"Some of my other Republican friends might question this once the word gets (out). But I think they'll understand that because Sacramento is so screwed up, you need someone who knows the system. Jerry Brown has been on the ground and in the weeds," Caruso told The Huffington Post last week about his donation.

Still, Republicans were ridiculing Brown over the news that the Democratic Governor's Association was gearing up for its own independent expenditure effort in support of Brown. Republican Party Chairman Ron Nehring called it Brown's "bailout," and said reliance on a national organization was an indication of a "lazy" campaign.

Two Democrats confirmed that the association is putting in place an independent campaign in the governor's race to combat the cash advantage that Republicans Meg Whitman, ex-CEO of eBay, or Insurance Commissioner Steve Poizner, a wealthy Silicon Valley entrepreneur, will have with vast personal fortunes at their disposal.

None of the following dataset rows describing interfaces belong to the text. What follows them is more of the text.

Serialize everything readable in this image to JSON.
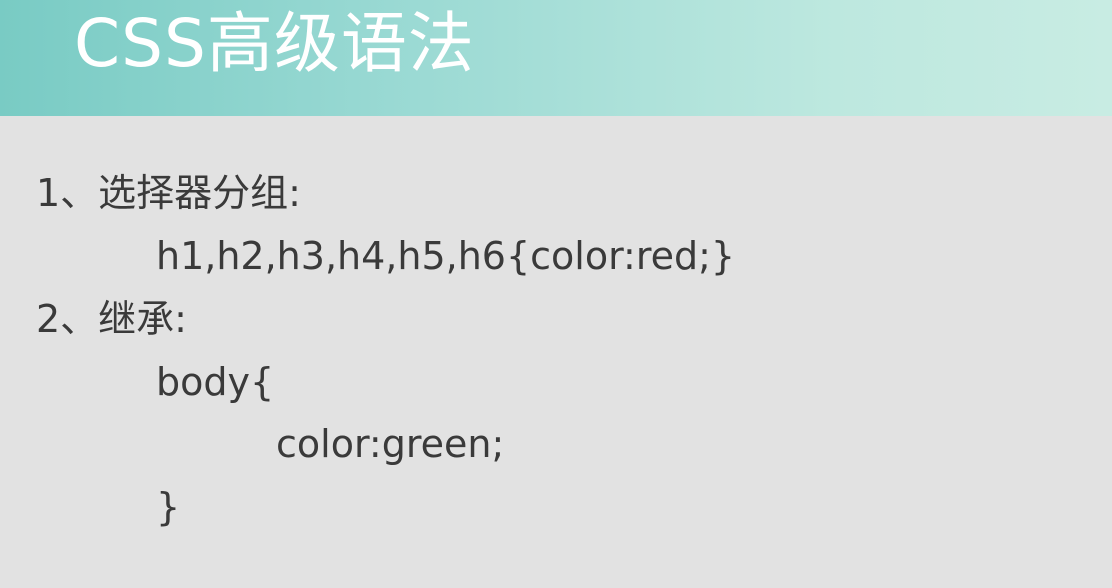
{
  "slide": {
    "title": "CSS高级语法",
    "lines": [
      "1、选择器分组:",
      "h1,h2,h3,h4,h5,h6{color:red;}",
      "2、继承:",
      "body{",
      "color:green;",
      "}"
    ]
  },
  "colors": {
    "header_start": "#79cbc4",
    "header_end": "#c8ece3",
    "background": "#e2e2e2",
    "text": "#3a3a3a",
    "title_text": "#ffffff"
  }
}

Democratic consultant Nick Velasquez will be heading up the effort, which will be aimed at "fact-checking" claims made by Whitman and Poizner, a Democratic source said on condition of anonymity because he is not authorized to speak on the issue.

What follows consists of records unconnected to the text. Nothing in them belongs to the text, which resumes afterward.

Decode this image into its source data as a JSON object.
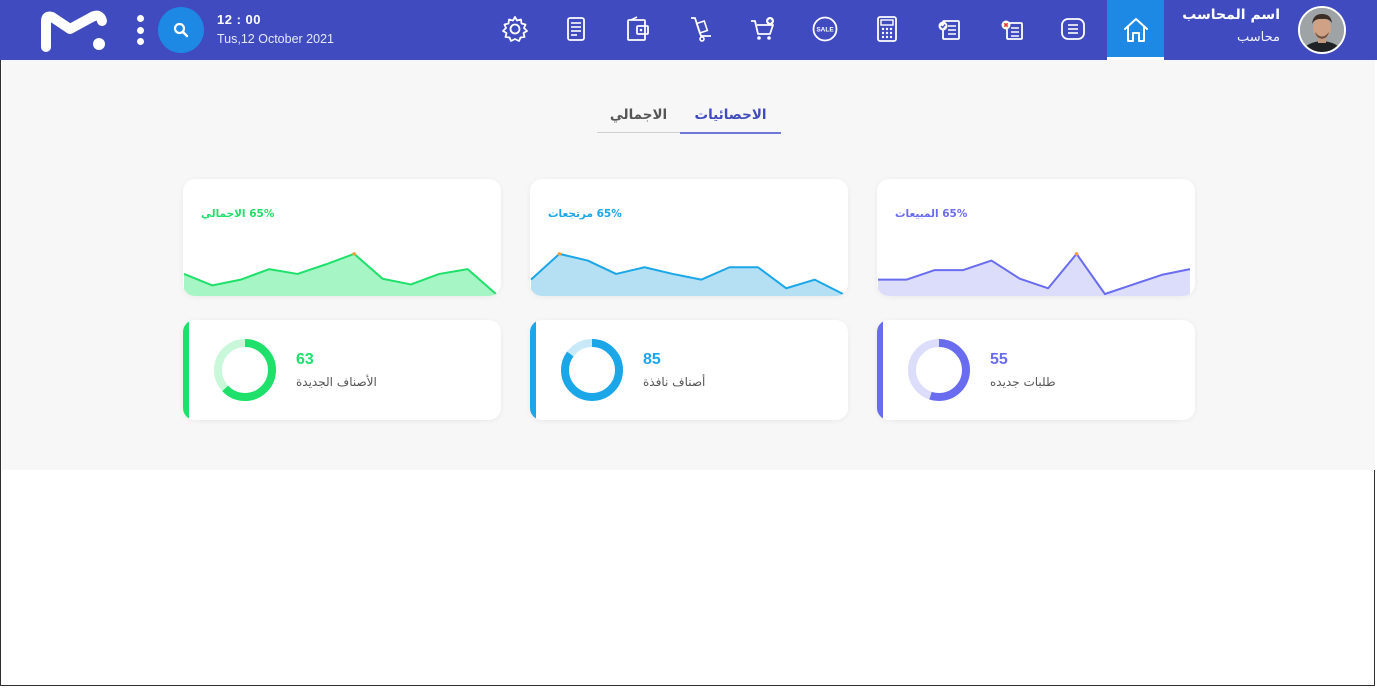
{
  "header": {
    "time": "12 : 00",
    "date": "Tus,12 October 2021",
    "user_name": "اسم المحاسب",
    "user_role": "محاسب",
    "nav_icons": [
      "gear-icon",
      "invoice-icon",
      "wallet-icon",
      "hand-truck-icon",
      "cart-add-icon",
      "sale-tag-icon",
      "calculator-icon",
      "approved-list-icon",
      "rejected-list-icon",
      "list-icon",
      "home-icon"
    ],
    "accent": "#3f4bbf",
    "active_color": "#1e88e5"
  },
  "tabs": {
    "stats_label": "الاحصائيات",
    "total_label": "الاجمالي"
  },
  "charts": [
    {
      "label": "65% المبيعات",
      "color": "#6a6cf0",
      "fill": "#dcddfb"
    },
    {
      "label": "65% مرتجعات",
      "color": "#1ba6e8",
      "fill": "#b5dff3"
    },
    {
      "label": "65% الاجمالي",
      "color": "#1ee06a",
      "fill": "#a6f5c4"
    }
  ],
  "chart_data": [
    {
      "type": "area",
      "title": "65% المبيعات",
      "x": [
        1,
        2,
        3,
        4,
        5,
        6,
        7,
        8,
        9,
        10,
        11,
        12
      ],
      "values": [
        15,
        15,
        25,
        25,
        35,
        16,
        6,
        42,
        0,
        10,
        20,
        26
      ]
    },
    {
      "type": "area",
      "title": "65% مرتجعات",
      "x": [
        1,
        2,
        3,
        4,
        5,
        6,
        7,
        8,
        9,
        10,
        11,
        12
      ],
      "values": [
        15,
        42,
        35,
        21,
        28,
        21,
        15,
        28,
        28,
        6,
        15,
        0
      ]
    },
    {
      "type": "area",
      "title": "65% الاجمالي",
      "x": [
        1,
        2,
        3,
        4,
        5,
        6,
        7,
        8,
        9,
        10,
        11,
        12
      ],
      "values": [
        21,
        9,
        15,
        26,
        21,
        31,
        42,
        16,
        10,
        21,
        26,
        0
      ]
    }
  ],
  "stats": [
    {
      "value": "55",
      "label": "طلبات جديده",
      "color": "#6a6cf0",
      "track": "#dcddfb",
      "fraction": 0.55
    },
    {
      "value": "85",
      "label": "أصناف نافذة",
      "color": "#1ba6e8",
      "track": "#c8e9f8",
      "fraction": 0.85
    },
    {
      "value": "63",
      "label": "الأصناف الجديدة",
      "color": "#1ee06a",
      "track": "#c8f7da",
      "fraction": 0.63
    }
  ]
}
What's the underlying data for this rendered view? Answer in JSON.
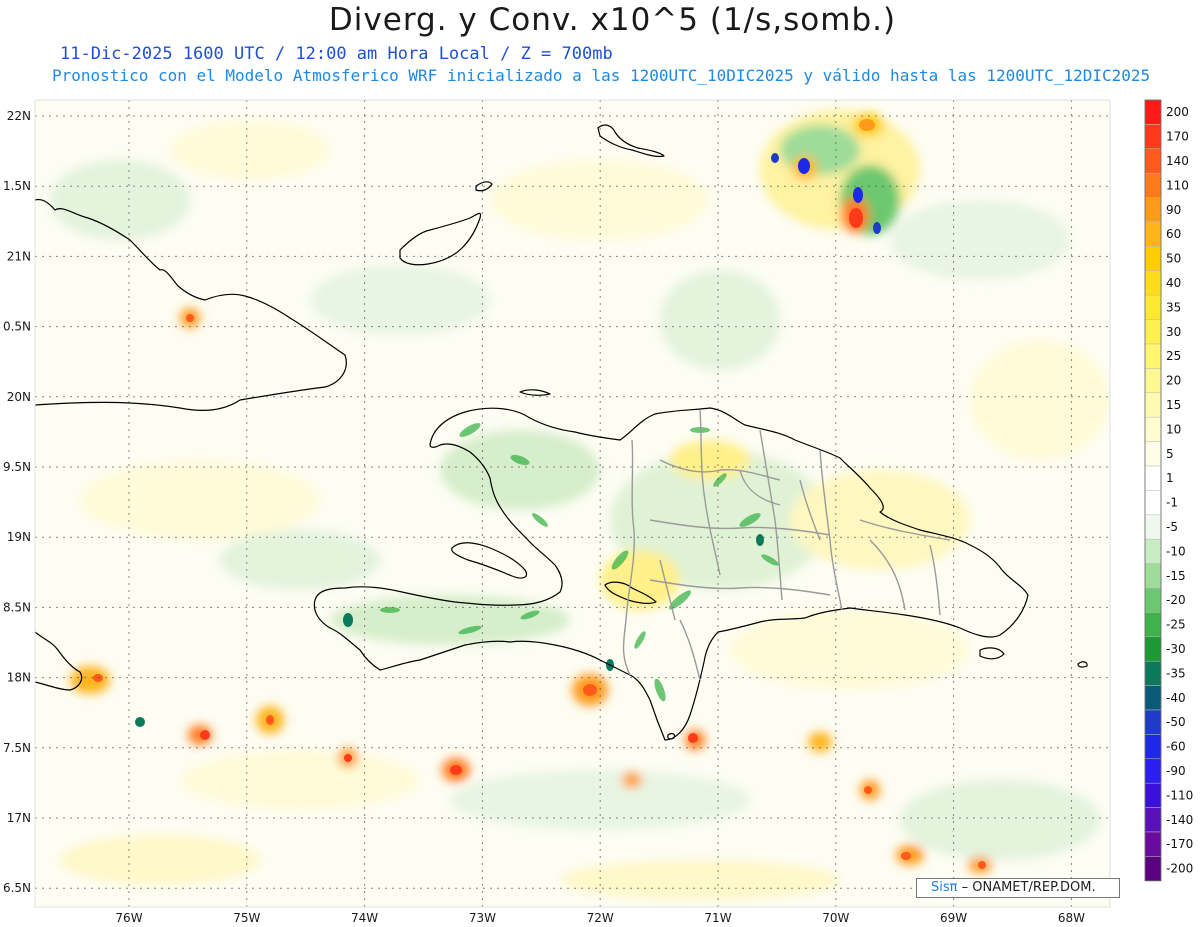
{
  "header": {
    "title": "Diverg. y Conv. x10^5 (1/s,somb.)",
    "subtitle_line1": "11-Dic-2025  1600 UTC / 12:00 am Hora Local / Z = 700mb",
    "subtitle_line2": "Pronostico con el Modelo Atmosferico WRF inicializado a las 1200UTC_10DIC2025 y válido hasta las  1200UTC_12DIC2025"
  },
  "map": {
    "lat_labels": [
      "22N",
      "1.5N",
      "21N",
      "0.5N",
      "20N",
      "9.5N",
      "19N",
      "8.5N",
      "18N",
      "7.5N",
      "17N",
      "6.5N"
    ],
    "lon_labels": [
      "76W",
      "75W",
      "74W",
      "73W",
      "72W",
      "71W",
      "70W",
      "69W",
      "68W"
    ]
  },
  "colorbar": {
    "labels": [
      "200",
      "170",
      "140",
      "110",
      "90",
      "60",
      "50",
      "40",
      "35",
      "30",
      "25",
      "20",
      "15",
      "10",
      "5",
      "1",
      "-1",
      "-5",
      "-10",
      "-15",
      "-20",
      "-25",
      "-30",
      "-35",
      "-40",
      "-50",
      "-60",
      "-90",
      "-110",
      "-140",
      "-170",
      "-200"
    ],
    "colors": [
      "#ff1a1a",
      "#ff3a1a",
      "#ff5a1a",
      "#ff7a1a",
      "#ff9a1a",
      "#ffb41a",
      "#ffcc00",
      "#ffdc1a",
      "#ffe830",
      "#fff050",
      "#fff570",
      "#fff890",
      "#fffab0",
      "#fffcd0",
      "#fffde8",
      "#ffffff",
      "#ffffff",
      "#eef8ee",
      "#c8ecc4",
      "#9edc9a",
      "#6cc870",
      "#3cb44a",
      "#1a9a32",
      "#0a7a5a",
      "#0a5a7a",
      "#1e3cc8",
      "#1e28e8",
      "#2a1ef0",
      "#3a10d8",
      "#5a10b8",
      "#6a0aa0",
      "#5a0080"
    ]
  },
  "credit": {
    "brand": "Sisπ",
    "text": "– ONAMET/REP.DOM."
  }
}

"Democrats recognize there's somewhat of a resource gap, so Democrats are coming together to help bridge that gap," said the Democrat.

California is one of a dozen top-tiered gubernatorial races targeted by the Democratic Governor's Association -- states currently headed by Republican governors with an opportunity to pick up a Democrat. It is not clear how much money the association will put into California.

Some Democrats have voiced concern that Brown has yet to officially announce his candidacy and has yet to put a political team together -- at least one that's known to the public. Brown is expected to announce within a month, likely when the filing period opens Feb. 15.

Nehring said it is a sign of troubled times for Democrats that the association would have to come to the aid of a Democratic gubernatorial candidate in California at a time when there are 36 other gubernatorial races around the country.

"In California, with one million more Democrats than Republicans and a Democratic nominee who has a near 100 percent name ID, and they're having to do an I.E. (independent expenditure) to help him out? It's a stinging indictment," Nehring said. "It's not a race the DGA should have to spend 25 cents."

"We hope he continues on the path he's on," Nehring added. "He should wait as long as possible to build his campaign organization while our candidates have theirs in place. Sitting on the couch is not a winning strategy."

Democrats called Nehring's comments wishful thinking, pointing to Brown's fundraising pace to show that he is doing just fine.

"Since last June when Jerry Brown started aggressively raising money, he's out-raised any statewide candidate," said Eric Bauman, vice chairman of the state Democratic Party. "Jerry Brown is no slouch. He's raising money aggressively, he's got experience, and he's got something that money can't buy: high name ID with positive recognition."

Through the first nine months of 2009, Brown raised about $7 million under fundraising rules for attorney general candidates that limited maximum donations to $6,500. Over the final three months after he announced his exploratory committee for governor and began to collect at the higher maximum of $25,900, Brown has raised more than $4 million. That's more than what Whitman and Poizner raised together in the final six months of 2009 -- not including the $38 million they poured into their campaigns from their personal fortunes.

Contact Steven Harmon at 916-441-2101.